(Data extracted from a collection)

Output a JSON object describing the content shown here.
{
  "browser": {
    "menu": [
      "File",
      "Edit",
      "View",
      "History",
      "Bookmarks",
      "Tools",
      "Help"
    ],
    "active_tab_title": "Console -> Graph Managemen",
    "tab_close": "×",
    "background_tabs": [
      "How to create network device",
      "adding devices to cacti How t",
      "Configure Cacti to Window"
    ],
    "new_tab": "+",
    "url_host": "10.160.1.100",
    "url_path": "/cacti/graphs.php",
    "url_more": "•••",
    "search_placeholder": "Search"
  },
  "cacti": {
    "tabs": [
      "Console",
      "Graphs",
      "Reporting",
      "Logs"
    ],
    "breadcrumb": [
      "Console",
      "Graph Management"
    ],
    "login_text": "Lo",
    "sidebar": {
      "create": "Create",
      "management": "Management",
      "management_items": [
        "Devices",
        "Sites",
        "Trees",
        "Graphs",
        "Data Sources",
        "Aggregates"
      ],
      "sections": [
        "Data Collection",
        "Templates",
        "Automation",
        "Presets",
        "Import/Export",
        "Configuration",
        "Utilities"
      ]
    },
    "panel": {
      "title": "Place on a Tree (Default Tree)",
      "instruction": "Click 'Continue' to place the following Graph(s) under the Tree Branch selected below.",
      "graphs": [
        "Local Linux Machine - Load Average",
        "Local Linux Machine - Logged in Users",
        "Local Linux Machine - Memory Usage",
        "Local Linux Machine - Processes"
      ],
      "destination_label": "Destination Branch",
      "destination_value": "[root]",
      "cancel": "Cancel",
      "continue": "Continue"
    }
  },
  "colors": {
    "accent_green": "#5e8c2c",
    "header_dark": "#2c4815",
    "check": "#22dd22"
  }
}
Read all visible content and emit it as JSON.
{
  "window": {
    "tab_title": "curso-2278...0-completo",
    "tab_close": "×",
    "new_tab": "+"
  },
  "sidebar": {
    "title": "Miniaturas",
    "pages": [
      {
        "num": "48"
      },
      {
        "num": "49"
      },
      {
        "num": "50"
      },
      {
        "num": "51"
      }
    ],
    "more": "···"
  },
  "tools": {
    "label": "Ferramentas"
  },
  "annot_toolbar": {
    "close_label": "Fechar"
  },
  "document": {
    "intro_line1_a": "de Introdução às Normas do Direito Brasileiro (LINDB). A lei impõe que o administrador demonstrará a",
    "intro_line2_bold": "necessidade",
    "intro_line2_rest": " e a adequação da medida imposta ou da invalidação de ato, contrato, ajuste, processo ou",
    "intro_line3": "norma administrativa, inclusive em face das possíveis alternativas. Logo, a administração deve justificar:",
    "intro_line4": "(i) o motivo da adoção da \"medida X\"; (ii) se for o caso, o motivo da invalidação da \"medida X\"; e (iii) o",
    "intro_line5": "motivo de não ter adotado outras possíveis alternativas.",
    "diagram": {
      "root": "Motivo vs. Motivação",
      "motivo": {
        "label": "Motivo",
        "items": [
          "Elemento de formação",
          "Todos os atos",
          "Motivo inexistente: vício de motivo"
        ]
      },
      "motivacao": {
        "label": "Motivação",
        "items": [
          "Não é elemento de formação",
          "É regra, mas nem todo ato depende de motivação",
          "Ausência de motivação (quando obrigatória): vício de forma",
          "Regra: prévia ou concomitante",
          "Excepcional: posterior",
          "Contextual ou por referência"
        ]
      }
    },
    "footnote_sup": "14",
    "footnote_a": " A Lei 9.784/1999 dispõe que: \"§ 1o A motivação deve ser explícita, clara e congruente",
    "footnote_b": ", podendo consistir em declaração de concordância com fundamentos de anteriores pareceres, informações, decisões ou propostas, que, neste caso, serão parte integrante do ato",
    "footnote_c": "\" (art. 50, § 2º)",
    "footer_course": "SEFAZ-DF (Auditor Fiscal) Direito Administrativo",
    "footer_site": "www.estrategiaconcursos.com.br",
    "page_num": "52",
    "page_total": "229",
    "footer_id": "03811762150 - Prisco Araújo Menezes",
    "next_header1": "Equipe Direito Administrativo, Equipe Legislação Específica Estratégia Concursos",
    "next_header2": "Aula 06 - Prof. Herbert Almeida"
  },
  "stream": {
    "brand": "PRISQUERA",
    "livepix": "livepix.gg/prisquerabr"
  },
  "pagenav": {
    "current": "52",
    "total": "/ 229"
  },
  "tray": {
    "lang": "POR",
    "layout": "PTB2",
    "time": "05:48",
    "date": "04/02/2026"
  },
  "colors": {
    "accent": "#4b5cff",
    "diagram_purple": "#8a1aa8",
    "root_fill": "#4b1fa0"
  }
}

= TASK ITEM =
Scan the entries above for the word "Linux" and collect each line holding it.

= EXERCISE ANSWER =
        "Local Linux Machine - Load Average",
        "Local Linux Machine - Logged in Users",
        "Local Linux Machine - Memory Usage",
        "Local Linux Machine - Processes"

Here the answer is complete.